Records drawn from a dataset:

****************

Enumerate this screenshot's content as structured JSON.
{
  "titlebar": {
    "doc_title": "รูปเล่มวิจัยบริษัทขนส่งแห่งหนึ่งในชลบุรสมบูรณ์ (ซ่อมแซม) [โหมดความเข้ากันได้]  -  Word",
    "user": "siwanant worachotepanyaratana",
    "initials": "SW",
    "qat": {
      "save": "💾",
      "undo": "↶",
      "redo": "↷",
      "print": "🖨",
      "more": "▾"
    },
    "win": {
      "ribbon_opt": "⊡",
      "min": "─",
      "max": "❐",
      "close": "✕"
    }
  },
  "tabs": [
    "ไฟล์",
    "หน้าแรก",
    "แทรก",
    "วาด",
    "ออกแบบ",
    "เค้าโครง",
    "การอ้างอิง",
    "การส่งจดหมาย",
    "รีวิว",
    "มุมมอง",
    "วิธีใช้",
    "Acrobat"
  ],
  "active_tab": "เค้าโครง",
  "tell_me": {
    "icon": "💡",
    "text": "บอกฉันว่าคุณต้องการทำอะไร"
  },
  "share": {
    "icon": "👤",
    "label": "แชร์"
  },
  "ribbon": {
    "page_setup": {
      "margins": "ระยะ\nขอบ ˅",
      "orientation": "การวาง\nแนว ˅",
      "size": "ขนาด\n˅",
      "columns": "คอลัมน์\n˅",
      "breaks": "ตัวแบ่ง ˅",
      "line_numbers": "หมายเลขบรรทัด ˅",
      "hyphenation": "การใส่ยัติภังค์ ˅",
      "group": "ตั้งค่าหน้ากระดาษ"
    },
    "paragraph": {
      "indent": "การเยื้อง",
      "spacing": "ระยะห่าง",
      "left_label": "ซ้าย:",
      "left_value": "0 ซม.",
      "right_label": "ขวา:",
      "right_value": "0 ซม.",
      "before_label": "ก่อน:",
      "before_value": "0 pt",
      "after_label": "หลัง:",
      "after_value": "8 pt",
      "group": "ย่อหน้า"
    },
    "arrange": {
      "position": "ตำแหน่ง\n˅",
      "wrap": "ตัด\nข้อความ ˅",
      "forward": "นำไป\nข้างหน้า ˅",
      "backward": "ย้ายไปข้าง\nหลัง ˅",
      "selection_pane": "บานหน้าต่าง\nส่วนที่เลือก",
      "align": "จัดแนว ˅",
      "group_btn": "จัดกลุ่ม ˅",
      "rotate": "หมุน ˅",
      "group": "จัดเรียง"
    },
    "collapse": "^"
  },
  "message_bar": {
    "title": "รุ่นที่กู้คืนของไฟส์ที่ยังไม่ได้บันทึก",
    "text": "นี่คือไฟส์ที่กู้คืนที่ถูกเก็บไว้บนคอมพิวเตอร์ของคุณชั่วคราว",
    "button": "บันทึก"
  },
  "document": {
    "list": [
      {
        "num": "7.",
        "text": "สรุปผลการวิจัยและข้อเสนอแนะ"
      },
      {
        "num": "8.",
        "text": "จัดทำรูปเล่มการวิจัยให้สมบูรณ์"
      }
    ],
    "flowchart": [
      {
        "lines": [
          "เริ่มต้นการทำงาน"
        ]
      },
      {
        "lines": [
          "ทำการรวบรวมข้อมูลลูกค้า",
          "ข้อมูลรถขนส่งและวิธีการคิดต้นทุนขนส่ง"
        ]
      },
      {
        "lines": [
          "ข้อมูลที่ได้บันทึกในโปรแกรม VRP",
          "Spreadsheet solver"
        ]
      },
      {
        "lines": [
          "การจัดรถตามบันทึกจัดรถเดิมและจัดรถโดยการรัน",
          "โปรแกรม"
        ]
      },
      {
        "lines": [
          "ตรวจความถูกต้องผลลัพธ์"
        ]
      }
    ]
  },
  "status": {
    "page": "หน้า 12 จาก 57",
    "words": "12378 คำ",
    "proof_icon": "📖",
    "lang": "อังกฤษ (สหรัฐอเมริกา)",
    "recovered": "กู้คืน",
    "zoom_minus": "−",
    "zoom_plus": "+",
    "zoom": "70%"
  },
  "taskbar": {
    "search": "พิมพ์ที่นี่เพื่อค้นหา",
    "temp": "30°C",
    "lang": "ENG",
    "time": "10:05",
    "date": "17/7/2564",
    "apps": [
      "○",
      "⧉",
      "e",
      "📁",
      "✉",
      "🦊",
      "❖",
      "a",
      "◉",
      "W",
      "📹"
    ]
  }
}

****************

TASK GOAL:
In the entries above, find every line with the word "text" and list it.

ANSWER TO THE PROBLEM:
    "text": "บอกฉันว่าคุณต้องการทำอะไร"
    "text": "นี่คือไฟส์ที่กู้คืนที่ถูกเก็บไว้บนคอมพิวเตอร์ของคุณชั่วคราว",
        "text": "สรุปผลการวิจัยและข้อเสนอแนะ"
        "text": "จัดทำรูปเล่มการวิจัยให้สมบูรณ์"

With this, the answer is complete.